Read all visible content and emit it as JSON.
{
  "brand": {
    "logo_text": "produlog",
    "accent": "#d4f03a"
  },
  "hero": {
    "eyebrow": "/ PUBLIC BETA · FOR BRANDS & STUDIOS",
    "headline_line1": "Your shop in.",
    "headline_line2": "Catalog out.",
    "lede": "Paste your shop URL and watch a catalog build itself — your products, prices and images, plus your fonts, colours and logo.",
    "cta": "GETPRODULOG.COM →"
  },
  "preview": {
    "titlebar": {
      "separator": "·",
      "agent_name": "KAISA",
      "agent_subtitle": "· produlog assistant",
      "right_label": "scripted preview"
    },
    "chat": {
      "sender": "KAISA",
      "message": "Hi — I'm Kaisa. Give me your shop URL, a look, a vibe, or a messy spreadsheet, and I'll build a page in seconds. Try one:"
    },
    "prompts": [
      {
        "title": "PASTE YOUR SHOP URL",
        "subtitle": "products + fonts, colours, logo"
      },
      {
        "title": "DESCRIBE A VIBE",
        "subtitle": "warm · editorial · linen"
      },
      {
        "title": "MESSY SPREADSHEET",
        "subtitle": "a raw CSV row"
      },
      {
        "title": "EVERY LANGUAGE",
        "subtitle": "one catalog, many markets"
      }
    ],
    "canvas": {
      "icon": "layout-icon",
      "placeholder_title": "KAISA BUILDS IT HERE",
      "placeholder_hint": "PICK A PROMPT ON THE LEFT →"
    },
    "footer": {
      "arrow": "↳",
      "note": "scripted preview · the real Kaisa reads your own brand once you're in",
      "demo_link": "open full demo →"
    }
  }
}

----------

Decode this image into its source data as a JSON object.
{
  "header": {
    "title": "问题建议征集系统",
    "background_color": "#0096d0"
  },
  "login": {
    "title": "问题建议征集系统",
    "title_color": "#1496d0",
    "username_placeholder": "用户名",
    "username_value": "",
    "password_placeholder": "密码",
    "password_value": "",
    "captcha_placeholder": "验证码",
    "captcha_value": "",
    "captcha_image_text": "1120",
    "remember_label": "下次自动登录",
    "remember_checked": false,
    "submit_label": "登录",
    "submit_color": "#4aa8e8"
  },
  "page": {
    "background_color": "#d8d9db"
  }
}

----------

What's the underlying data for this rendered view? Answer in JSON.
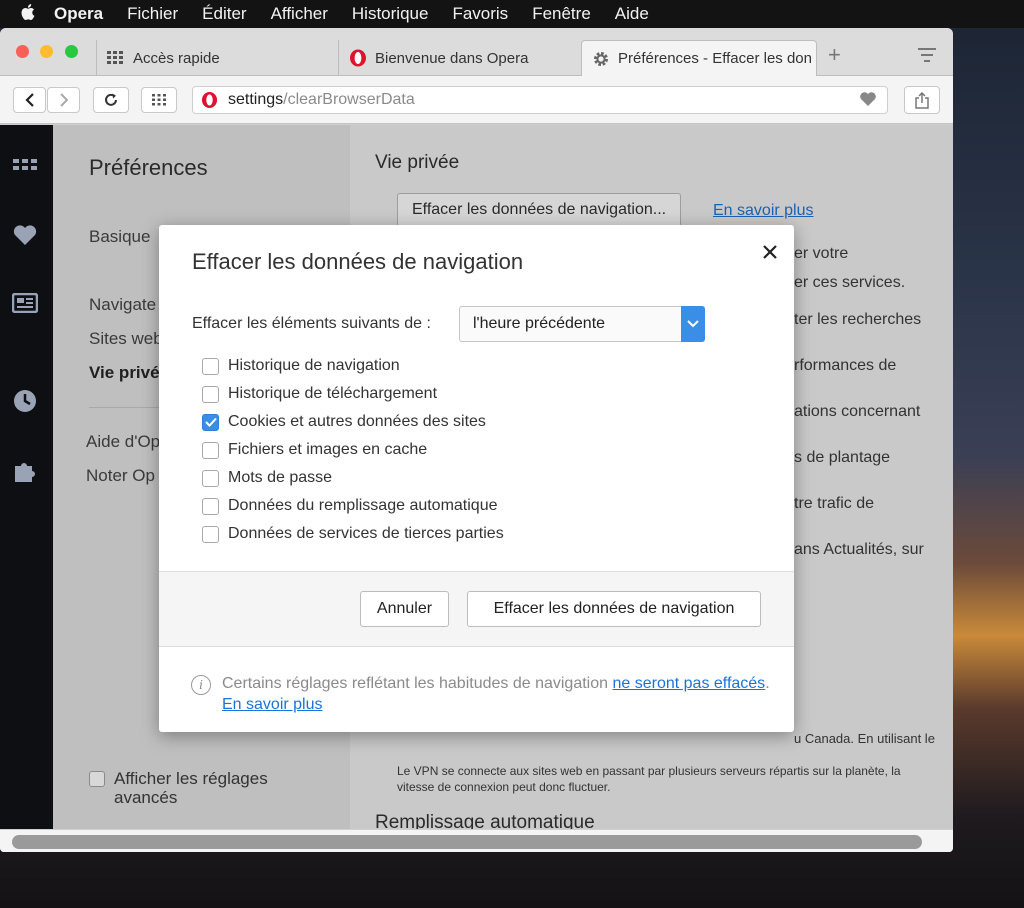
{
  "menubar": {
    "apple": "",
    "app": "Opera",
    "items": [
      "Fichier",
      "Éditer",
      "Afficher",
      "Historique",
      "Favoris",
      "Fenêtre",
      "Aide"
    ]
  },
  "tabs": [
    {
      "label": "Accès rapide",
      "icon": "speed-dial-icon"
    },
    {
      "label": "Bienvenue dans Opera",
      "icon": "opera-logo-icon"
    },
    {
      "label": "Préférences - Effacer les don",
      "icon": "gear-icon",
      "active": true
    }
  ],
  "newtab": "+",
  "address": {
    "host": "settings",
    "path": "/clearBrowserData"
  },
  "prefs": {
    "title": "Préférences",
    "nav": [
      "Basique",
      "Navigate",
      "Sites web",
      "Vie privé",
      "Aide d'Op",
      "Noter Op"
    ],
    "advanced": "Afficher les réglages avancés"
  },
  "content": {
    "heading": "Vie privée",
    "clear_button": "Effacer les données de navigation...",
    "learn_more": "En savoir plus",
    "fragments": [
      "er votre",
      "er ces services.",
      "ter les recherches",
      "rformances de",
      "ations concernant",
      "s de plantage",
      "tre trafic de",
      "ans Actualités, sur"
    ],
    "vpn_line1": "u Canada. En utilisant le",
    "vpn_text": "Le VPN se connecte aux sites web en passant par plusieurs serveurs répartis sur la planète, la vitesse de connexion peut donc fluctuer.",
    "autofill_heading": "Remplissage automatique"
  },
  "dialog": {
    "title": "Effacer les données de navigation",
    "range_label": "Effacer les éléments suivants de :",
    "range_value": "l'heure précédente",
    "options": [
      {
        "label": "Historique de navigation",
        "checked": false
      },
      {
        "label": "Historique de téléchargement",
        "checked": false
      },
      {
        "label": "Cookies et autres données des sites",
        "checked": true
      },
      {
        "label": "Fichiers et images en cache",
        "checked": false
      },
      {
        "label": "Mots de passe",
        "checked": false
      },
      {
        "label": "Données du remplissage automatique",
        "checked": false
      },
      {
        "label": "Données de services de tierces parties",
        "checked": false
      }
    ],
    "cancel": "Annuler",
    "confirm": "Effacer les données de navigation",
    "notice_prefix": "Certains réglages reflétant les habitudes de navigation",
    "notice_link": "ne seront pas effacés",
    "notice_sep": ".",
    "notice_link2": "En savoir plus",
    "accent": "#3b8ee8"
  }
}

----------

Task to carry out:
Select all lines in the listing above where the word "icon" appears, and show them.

Response to the task:
      "icon": "layout-icon",
      "icon": "speed-dial-icon"
      "icon": "opera-logo-icon"
      "icon": "gear-icon",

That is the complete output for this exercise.